He paired her with the advanced eventing stallion Ringfort Tinkatoo (now gelded) twice and got Finn and eventually his brother, the 6-year-old FR’s Commarshall, who hasn’t shown yet.
Kyle named Finn after a joke he has with his daughters Riley, 9, and Trista, 4.
“I gave half of him to my eldest daughter when he was born,” he said. “Now both my daughters own an equal share in him. I always told them as children of a horse person they were never going to have a trust fund, so when he sells we’ll split the money up and half will be divided amongst them. Then it will be a college fund or whatever. To be honest, he’s going to be a hard one to sell because of how I feel about him, but I also can’t be selfish. There’s more to this than my riding. I’ve got a family to support and do this with.”
Finn came up through the levels easily and completed his first CCI** in 2013 at Ocala (Fla.), placing sixth. He was on track to contest an advanced horse trial later that fall when he began showing intermittent severe lameness under saddle.
“He would all of a sudden throw in these enormous lame steps, and it progressed to where he wouldn’t put any weight on that right front leg,” said Kyle. After 10 weeks or diagnostics and treatments, Finn wasn’t getting any better and Carter was getting frustrated.
“To see him in that state was really heart-wrenching,” he said. “He’s been a part of the family. We’d had a lot of hopes for him, and then it looked like it was all drying up on the tree.

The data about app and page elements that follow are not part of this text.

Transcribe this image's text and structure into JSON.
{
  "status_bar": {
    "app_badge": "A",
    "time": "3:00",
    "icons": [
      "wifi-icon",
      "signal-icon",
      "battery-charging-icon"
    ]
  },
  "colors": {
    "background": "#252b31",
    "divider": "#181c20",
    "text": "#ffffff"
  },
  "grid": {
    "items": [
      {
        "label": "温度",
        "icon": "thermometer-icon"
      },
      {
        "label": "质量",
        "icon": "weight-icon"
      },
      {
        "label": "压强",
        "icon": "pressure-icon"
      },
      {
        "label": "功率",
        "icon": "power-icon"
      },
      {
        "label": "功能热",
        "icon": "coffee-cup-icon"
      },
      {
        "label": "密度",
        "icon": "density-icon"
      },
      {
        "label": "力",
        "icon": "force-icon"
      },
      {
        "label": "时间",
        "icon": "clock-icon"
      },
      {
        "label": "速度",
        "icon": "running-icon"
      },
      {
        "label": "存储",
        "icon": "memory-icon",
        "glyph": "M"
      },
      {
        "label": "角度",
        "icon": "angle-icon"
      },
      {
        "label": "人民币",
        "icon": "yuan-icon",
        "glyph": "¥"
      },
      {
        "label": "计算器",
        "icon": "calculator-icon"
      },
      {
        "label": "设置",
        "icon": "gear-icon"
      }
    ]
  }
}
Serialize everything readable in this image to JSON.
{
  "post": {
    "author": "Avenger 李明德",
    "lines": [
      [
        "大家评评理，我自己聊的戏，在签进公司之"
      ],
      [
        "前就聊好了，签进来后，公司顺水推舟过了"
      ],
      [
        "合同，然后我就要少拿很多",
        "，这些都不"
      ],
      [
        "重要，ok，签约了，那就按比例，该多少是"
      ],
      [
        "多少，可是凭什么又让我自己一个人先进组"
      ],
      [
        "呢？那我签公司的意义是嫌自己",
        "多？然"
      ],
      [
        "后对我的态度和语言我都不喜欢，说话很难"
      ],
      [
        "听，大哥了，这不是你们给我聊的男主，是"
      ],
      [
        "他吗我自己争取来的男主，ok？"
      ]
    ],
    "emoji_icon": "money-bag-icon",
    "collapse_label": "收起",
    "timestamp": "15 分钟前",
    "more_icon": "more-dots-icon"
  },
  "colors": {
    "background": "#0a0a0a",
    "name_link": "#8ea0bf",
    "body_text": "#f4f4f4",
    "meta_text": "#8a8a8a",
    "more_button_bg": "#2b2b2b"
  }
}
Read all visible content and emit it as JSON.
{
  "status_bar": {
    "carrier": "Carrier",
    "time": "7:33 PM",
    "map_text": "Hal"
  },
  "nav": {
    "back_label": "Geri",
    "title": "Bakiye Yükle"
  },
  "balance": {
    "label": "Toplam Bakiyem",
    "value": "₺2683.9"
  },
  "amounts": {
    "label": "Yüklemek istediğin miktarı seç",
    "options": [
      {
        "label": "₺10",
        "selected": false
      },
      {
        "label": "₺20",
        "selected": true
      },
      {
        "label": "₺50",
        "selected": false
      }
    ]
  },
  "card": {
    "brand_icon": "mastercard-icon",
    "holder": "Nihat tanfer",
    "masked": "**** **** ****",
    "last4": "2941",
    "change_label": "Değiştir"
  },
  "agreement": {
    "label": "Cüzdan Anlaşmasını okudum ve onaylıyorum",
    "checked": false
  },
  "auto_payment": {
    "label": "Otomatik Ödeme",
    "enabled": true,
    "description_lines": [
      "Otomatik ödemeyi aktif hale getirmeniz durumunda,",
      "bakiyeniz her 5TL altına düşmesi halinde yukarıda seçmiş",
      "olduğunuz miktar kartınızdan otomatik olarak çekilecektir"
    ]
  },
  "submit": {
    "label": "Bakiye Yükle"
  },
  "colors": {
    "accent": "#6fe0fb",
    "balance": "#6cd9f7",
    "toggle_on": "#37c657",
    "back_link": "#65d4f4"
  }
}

“We probably had 10 vets on the case and lots of investigating and diagnostics,” he continued. “The week of my birthday in January, I thought he’d have seven days left. I couldn’t see making him last longer than that. He lost weight; he didn’t want to eat. It was terrible. I thought my birthday present to myself that year was that I was going to have to put him down.”
But with the help of Dr. Jill Copenhagen, Dr. Christiana Ober and Dr. Chris Newton, it was discovered that Finn had a pinched nerve in his neck. DMSO administered intravenously helped the gelding improved dramatically, along with other therapies like mesotherapy and acupuncture.
“He came right from it pretty quickly after being in a really bad state,” said Kyle.
Kyle gave Finn an easy 2014 and they came back out strong in 2015, placing third in the CCI** at Ocala. They moved up to advanced in the late summer and completed the CIC*** at Poplar Place (Ga.) in September.
Kyle has learned to make competitions like games for Finn.
“The big thing is it’s got to be fun for him or you won’t be going forward with him. That’s something I learned through having his mother and riding an older sister of his and then an older brother of his,” he said. “If it’s not entertaining to them, then they’re not going to do it.
“I’m obviously not subtle in how I ride, but I really encourage him and I really try to help him around a course and keep him up in front of the leg. If he can just look at each question as a puzzle, he works on solving it like no other horse. It’s a very interesting challenge, but he’s one of the most rewarding horses I’ve ever had to ride because he communicates so much with you, and he’s such a personality.”
He would love to make a bid for the Canadian Olympic team this year, but knows he’d need to qualify, and he’s not in a rush with Finn considering his age.
“He’s 10 years old—it’s not like he needs to be going to the Olympics. He needs to be at this level I think right now, and he’ll tell me through the spring what he’s thinking, because the one thing with him is he’s not shy to let you know,” he said.
“I’m excited to see him in the atmosphere down there,” he said of Wellington. “He’s been in bigger shows, but he’s never been in anything like what he’s going to see this weekend. I’m really excited about it and so thankful I got invited. I hope to do more of these in the future.”
Follow along at www.coth.com on Friday and Saturday for coverage from the Wellington Eventing Showcase and live streaming.